For a moment, after the screen door snapped and wakened him, Lee Richardson sat
breathless and motionless, his eyes still closed, trying desperately to cling to the dream
and print it upon his conscious memory before it faded.
"Are you there, Lee?" he heard Alexis Pitov's voice.
"Yes, I'm here. What time is it?" he asked, and then added, "I fell asleep. I was
It was all right; he was going to be able to remember. He could still see the slim woman
with the graying blonde hair, playing with the little dachshund among the new-fallen
leaves on the lawn. He was glad they'd both been in this dream together; these dream-
glimpses were all he'd had for the last fifteen years, and they were too precious to lose.
He opened his eyes. The Russian was sitting just outside the light from the open door of
the bungalow, lighting a cigarette. For a moment, he could see the blocky, high-cheeked
face, now pouched and wrinkled, and then the flame went out and there was only the red
coal glowing in the darkness. He closed his eyes again, and the dream picture came back
to him, the woman catching the little dog and raising her head as though to speak to him.
"Plenty of time, yet." Pitov was speaking German instead of Spanish, as they always did
between themselves. "They're still counting down from minus three hours. I just phoned
the launching site for a jeep. Eugenio's been there ever since dinner; they say he's running
around like a cat looking for a place to have her first litter of kittens."
He chuckled. This would be something new for Eugenio Galvez—for which he could be
"I hope the generators don't develop any last-second bugs," he said. "We'll only be a mile
and a half away, and that'll be too close to fifty kilos of negamatter if the field collapses."
"It'll be all right," Pitov assured him. "The bugs have all been chased out years ago."
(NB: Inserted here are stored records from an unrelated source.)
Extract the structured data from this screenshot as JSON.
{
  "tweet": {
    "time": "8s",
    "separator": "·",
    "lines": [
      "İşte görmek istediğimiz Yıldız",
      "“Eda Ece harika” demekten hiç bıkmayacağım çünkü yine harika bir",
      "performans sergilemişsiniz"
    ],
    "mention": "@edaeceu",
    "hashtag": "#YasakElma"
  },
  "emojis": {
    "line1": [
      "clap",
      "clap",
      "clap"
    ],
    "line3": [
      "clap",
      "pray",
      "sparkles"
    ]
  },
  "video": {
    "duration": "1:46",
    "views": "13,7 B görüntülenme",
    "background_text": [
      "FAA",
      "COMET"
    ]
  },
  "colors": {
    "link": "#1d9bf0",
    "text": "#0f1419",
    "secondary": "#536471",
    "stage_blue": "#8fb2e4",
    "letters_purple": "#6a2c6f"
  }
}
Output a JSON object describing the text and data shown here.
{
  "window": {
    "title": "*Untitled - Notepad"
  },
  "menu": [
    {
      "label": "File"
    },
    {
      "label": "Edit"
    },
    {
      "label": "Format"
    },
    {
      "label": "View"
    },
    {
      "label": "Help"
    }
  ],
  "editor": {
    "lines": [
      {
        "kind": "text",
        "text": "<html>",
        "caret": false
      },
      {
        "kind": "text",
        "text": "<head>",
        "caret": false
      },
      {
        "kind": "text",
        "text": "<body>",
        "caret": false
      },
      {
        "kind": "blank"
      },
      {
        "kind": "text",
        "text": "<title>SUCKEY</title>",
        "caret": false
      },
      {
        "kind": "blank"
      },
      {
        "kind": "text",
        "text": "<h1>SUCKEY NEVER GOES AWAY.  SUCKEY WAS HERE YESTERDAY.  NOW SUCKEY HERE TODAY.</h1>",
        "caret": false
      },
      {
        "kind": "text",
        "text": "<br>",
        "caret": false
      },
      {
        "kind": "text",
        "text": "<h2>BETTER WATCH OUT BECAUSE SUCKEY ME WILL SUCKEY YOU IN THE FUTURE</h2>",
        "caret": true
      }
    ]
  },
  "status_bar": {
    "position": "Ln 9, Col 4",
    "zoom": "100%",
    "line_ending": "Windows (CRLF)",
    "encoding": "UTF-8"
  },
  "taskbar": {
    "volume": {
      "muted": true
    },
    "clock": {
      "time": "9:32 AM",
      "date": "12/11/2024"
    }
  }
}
"Not out of those generators in the rocket. They're new." He fumbled in his coat pocket
for his pipe and tobacco. "I never thought I'd run another nuclear-bomb test, as long as I
"Lee!" Pitov was shocked. "You mustn't call it that. It isn't that, at all. It's purely a